[Dataset rows for apps and sites]
- - -

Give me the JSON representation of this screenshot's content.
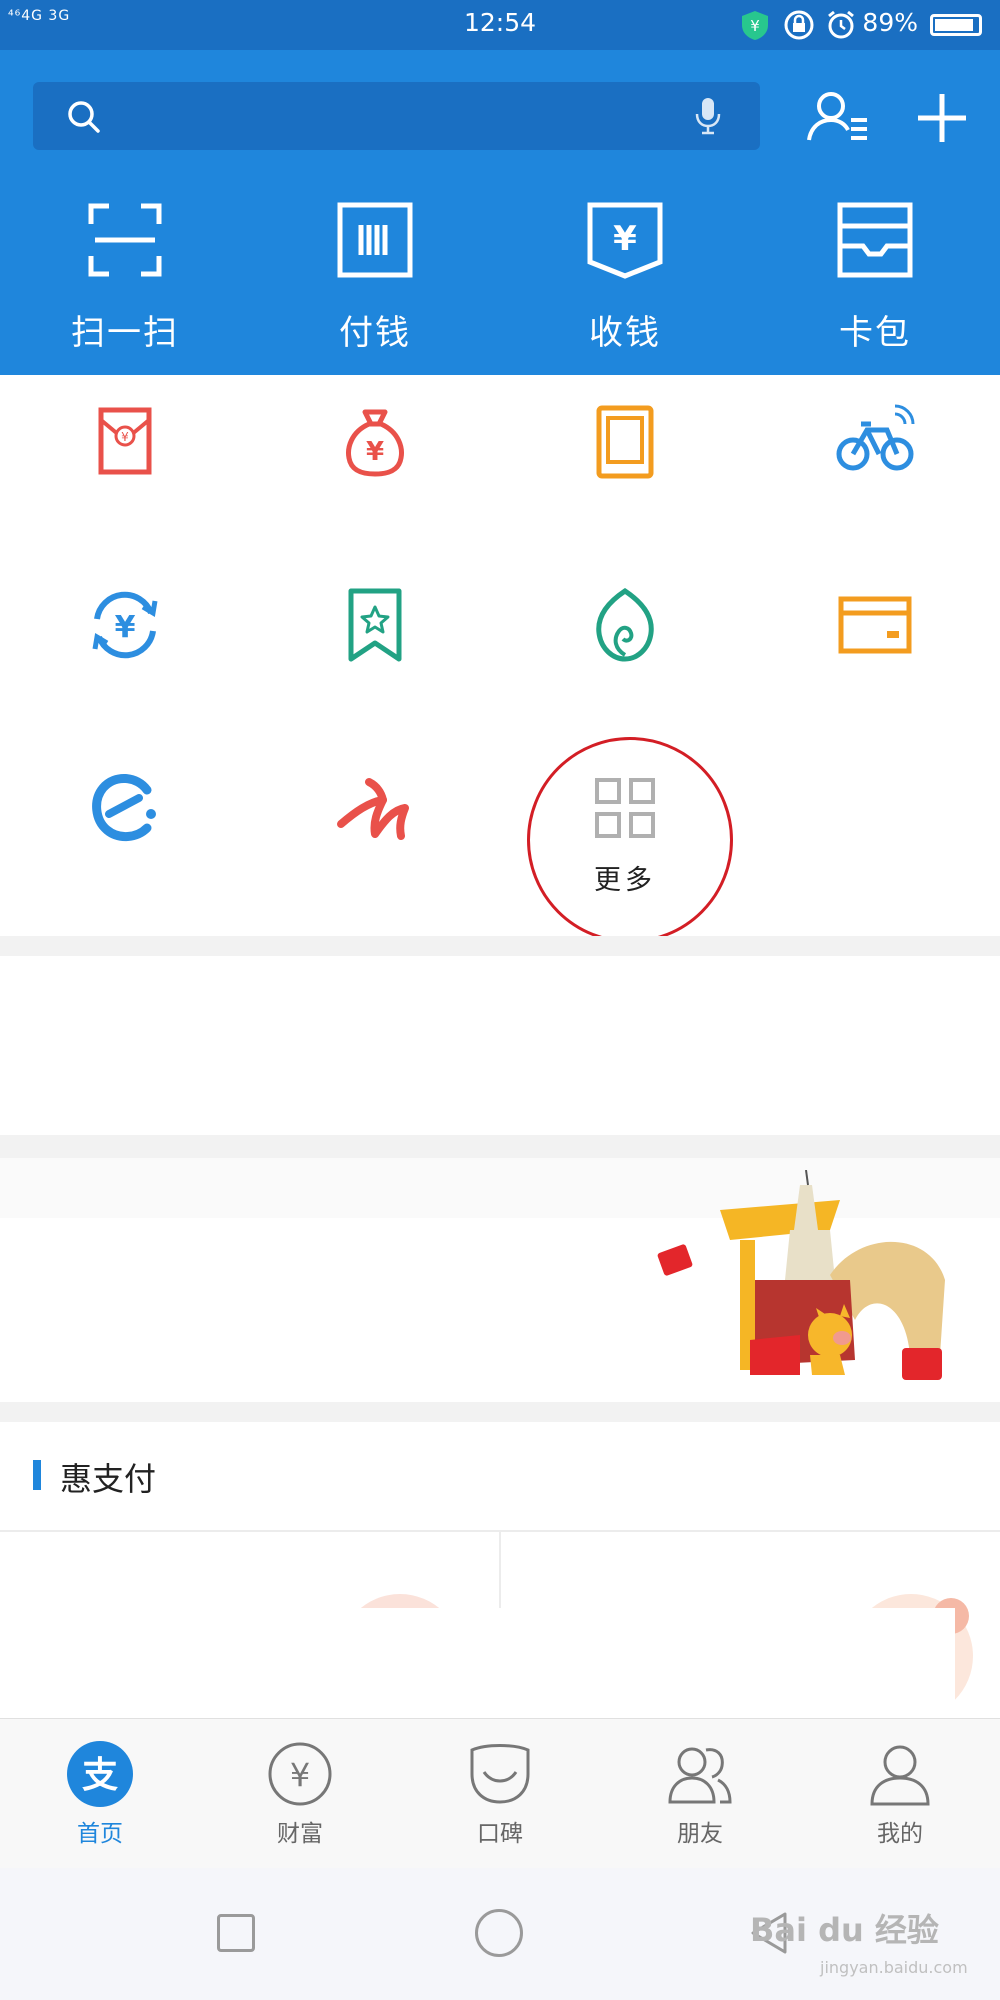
{
  "status_bar": {
    "network": "⁴⁶4G 3G",
    "time": "12:54",
    "battery": "89%"
  },
  "quick_actions": [
    {
      "label": "扫一扫",
      "icon": "scan-icon"
    },
    {
      "label": "付钱",
      "icon": "barcode-icon"
    },
    {
      "label": "收钱",
      "icon": "receive-money-icon"
    },
    {
      "label": "卡包",
      "icon": "card-wallet-icon"
    }
  ],
  "services": [
    {
      "icon": "red-envelope-icon",
      "color": "#e9514a"
    },
    {
      "icon": "money-bag-icon",
      "color": "#e9514a"
    },
    {
      "icon": "phone-recharge-icon",
      "color": "#f39c1f"
    },
    {
      "icon": "bike-icon",
      "color": "#2d8ee0"
    },
    {
      "icon": "transfer-icon",
      "color": "#2d8ee0"
    },
    {
      "icon": "favorite-bookmark-icon",
      "color": "#22a284"
    },
    {
      "icon": "ant-forest-icon",
      "color": "#22a284"
    },
    {
      "icon": "card-icon",
      "color": "#f39c1f"
    },
    {
      "icon": "eleme-icon",
      "color": "#2d8ee0"
    },
    {
      "icon": "fliggy-icon",
      "color": "#e9514a"
    }
  ],
  "more": {
    "label": "更多",
    "icon": "grid-icon"
  },
  "section": {
    "title": "惠支付"
  },
  "tabs": [
    {
      "label": "首页",
      "icon": "alipay-home-icon",
      "active": true
    },
    {
      "label": "财富",
      "icon": "wealth-icon",
      "active": false
    },
    {
      "label": "口碑",
      "icon": "koubei-icon",
      "active": false
    },
    {
      "label": "朋友",
      "icon": "friends-icon",
      "active": false
    },
    {
      "label": "我的",
      "icon": "profile-icon",
      "active": false
    }
  ],
  "watermark": {
    "text": "Bai du 经验",
    "sub": "jingyan.baidu.com"
  },
  "colors": {
    "header_blue": "#1f86dc",
    "status_blue": "#1a6fc2",
    "highlight_red": "#d31e25"
  }
}
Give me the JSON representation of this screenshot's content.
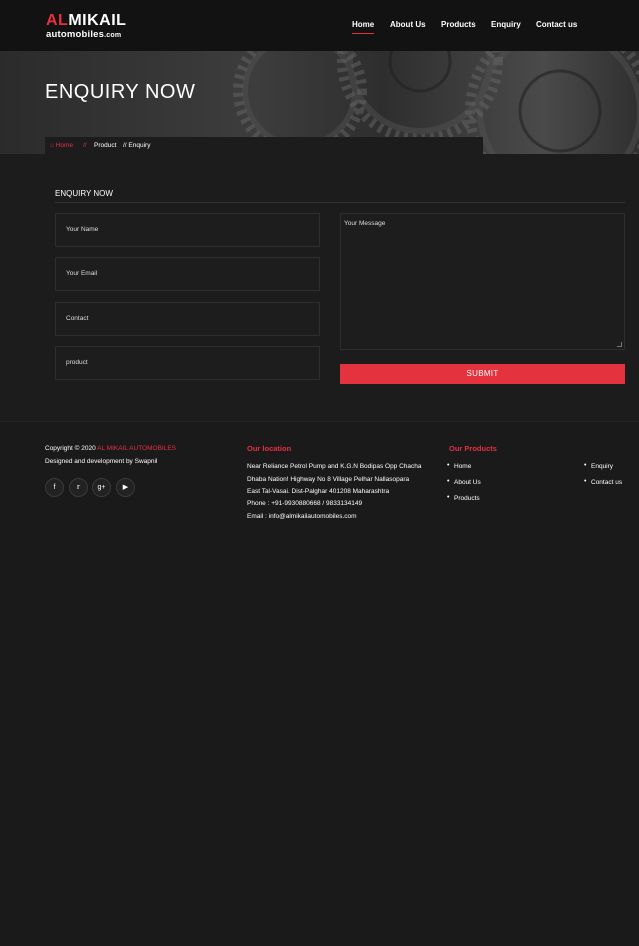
{
  "header": {
    "logo_part1": "AL",
    "logo_part2": "MIKAIL",
    "logo_sub": "automobiles",
    "logo_sub_ext": ".com",
    "nav": [
      "Home",
      "About Us",
      "Products",
      "Enquiry",
      "Contact us"
    ]
  },
  "hero": {
    "title": "ENQUIRY NOW",
    "breadcrumb": {
      "home": "Home",
      "separator": "//",
      "product": "Product",
      "current": "// Enquiry"
    }
  },
  "form": {
    "section_title": "ENQUIRY NOW",
    "name_placeholder": "Your Name",
    "email_placeholder": "Your Email",
    "contact_placeholder": "Contact",
    "product_placeholder": "product",
    "message_placeholder": "Your Message",
    "submit_label": "SUBMIT"
  },
  "footer": {
    "copyright": "Copyright © 2020",
    "company": "AL MIKAIL AUTOMOBILES",
    "designed": "Designed and development by Swapnil",
    "social_icons": [
      "facebook-icon",
      "twitter-icon",
      "google-plus-icon",
      "youtube-icon"
    ],
    "location_heading": "Our location",
    "address_lines": [
      "Near Reliance Petrol Pump and K.G.N Bodipas Opp Chacha",
      "Dhaba Nation! Highway No 8 Village Pelhar Nallasopara",
      "East Tal-Vasai. Dist-Palghar 401208 Maharashtra"
    ],
    "phone": "Phone : +91-9930880668 / 9833134149",
    "email": "Email : info@almikailautomobiles.com",
    "products_heading": "Our Products",
    "links_col1": [
      "Home",
      "About Us",
      "Products"
    ],
    "links_col2": [
      "Enquiry",
      "Contact us"
    ]
  },
  "colors": {
    "accent": "#e63040",
    "background": "#1c1c1d"
  }
}
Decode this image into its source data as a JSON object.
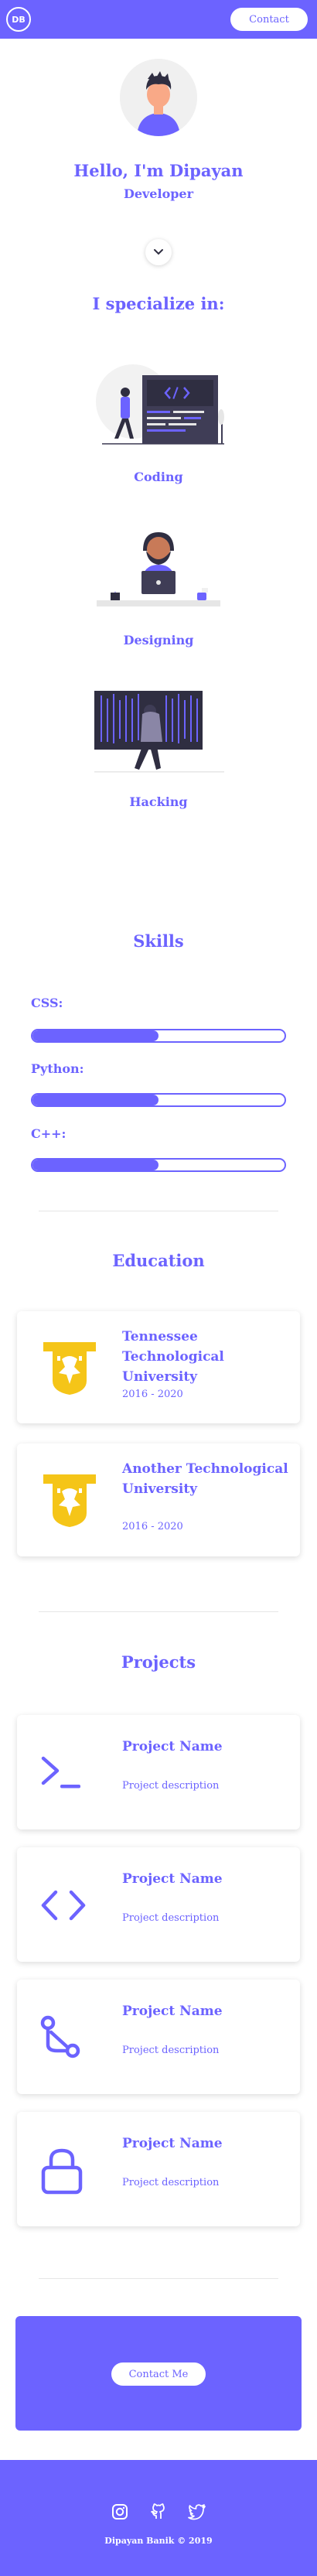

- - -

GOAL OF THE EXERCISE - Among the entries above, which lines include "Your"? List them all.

WRITTEN RESPONSE -
    "name_placeholder": "Your Name",
    "email_placeholder": "Your Email",
    "message_placeholder": "Your Message",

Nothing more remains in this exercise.